(Source data)

________________

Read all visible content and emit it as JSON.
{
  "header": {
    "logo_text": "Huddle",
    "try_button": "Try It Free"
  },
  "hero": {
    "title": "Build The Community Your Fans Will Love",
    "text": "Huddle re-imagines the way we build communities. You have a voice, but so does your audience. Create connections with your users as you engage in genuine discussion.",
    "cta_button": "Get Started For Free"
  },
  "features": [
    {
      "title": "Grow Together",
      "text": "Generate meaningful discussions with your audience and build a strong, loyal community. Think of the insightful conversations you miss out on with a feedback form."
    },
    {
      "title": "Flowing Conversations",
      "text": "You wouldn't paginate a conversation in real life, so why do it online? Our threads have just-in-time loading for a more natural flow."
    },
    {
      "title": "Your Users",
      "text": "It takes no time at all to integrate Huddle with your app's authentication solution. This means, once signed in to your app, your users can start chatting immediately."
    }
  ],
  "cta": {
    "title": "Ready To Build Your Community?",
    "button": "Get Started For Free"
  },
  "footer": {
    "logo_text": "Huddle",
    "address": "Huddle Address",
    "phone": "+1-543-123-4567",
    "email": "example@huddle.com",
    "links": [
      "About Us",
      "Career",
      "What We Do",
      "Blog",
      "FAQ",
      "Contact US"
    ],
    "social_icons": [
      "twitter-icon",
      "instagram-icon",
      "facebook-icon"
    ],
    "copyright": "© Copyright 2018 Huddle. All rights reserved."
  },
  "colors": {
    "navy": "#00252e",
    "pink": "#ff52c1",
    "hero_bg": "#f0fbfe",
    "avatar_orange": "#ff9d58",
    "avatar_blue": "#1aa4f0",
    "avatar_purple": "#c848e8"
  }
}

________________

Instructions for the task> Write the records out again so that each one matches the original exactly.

Expected answer>
Read all visible content and emit it as JSON.
{
  "header": {
    "logo_text": "Huddle",
    "try_button": "Try It Free"
  },
  "hero": {
    "title": "Build The Community Your Fans Will Love",
    "text": "Huddle re-imagines the way we build communities. You have a voice, but so does your audience. Create connections with your users as you engage in genuine discussion.",
    "cta_button": "Get Started For Free"
  },
  "features": [
    {
      "title": "Grow Together",
      "text": "Generate meaningful discussions with your audience and build a strong, loyal community. Think of the insightful conversations you miss out on with a feedback form."
    },
    {
      "title": "Flowing Conversations",
      "text": "You wouldn't paginate a conversation in real life, so why do it online? Our threads have just-in-time loading for a more natural flow."
    },
    {
      "title": "Your Users",
      "text": "It takes no time at all to integrate Huddle with your app's authentication solution. This means, once signed in to your app, your users can start chatting immediately."
    }
  ],
  "cta": {
    "title": "Ready To Build Your Community?",
    "button": "Get Started For Free"
  },
  "footer": {
    "logo_text": "Huddle",
    "address": "Huddle Address",
    "phone": "+1-543-123-4567",
    "email": "example@huddle.com",
    "links": [
      "About Us",
      "Career",
      "What We Do",
      "Blog",
      "FAQ",
      "Contact US"
    ],
    "social_icons": [
      "twitter-icon",
      "instagram-icon",
      "facebook-icon"
    ],
    "copyright": "© Copyright 2018 Huddle. All rights reserved."
  },
  "colors": {
    "navy": "#00252e",
    "pink": "#ff52c1",
    "hero_bg": "#f0fbfe",
    "avatar_orange": "#ff9d58",
    "avatar_blue": "#1aa4f0",
    "avatar_purple": "#c848e8"
  }
}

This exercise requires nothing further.